Political parties seize on figures showing rising numbers dependent on foodbanks across the UK
Figures showing nearly one million Britons are using foodbanks have been seized upon by political parties ahead of the election.
Official figures from the Trussell Trust – the UK’s biggest foodbank operator - showed the number of people given three days' emergency food rose from 2,814 in the 2005-06 financial year to 61,468 in 2010-11, 346,992 in 2012-13 before jumping sharply to 913,138 in 2013-14 – including 582,933 adults and 330,205 children.
It amounts to a 618% rise in the number receiving emergency food aid from the trust in the past three years.
Labour has jumped on the figures, as surveys show the main reason people rely on foodbanks are due to delays in receiving state benefits as well as changes to benefits made by the Conservatives.
Rachel Reeves, shadow work and pensions secretary, has written to Prime Minister David Cameron challenging him to promise to reduce the number of people using food banks during the next parliament in 2015-2020.
UK government cuts and welfare sanctions are having a devastating impact on communities across Scotland - Stewart Hosie MP
“Under your government, too many working people are being paid so little that they can’t afford to feed their families – with 1.5 million more in jobs paying less than the living wage and a huge rise in the number of people on zero-hours contracts.
“And too many people who should be supported by our social security system are being let down by it – with delays in benefit payments, unfair benefits sanctions and the bedroom tax pushing people to the doors of foodbanks,” the letter reads.
Last year the Trussell Trust, which runs a network of over 400 UK foodbanks across the UK, published a report showing numbers turning to foodbanks are continuing to rise despite economic recovery, and more people are struggling to get by because their incomes are too low.
SNP depute leader Stewart Hosie MP said the latest figures are alarming, and show how desperately Scotland needed an alternative to the Westminster cuts consensus.
"UK government cuts and welfare sanctions are having a devastating impact on communities across Scotland – pushing 100,000 more of our children into poverty and forcing more families to have to rely on foodbanks,” he said.
“Yet, the UK government is committed to making the same mistakes with the economy all over again.
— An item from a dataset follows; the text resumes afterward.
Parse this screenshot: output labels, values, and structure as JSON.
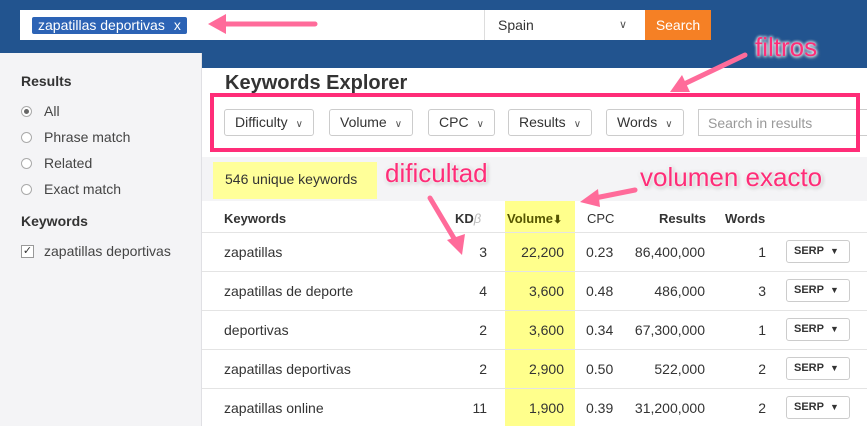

The Tories, along with Labour, have voted for an extra £30 billion of cuts still to come.
“The question for Labour and the Tories - the pro-cuts parties - is how many more food banks have to open before they change their misguided policies of further cuts?"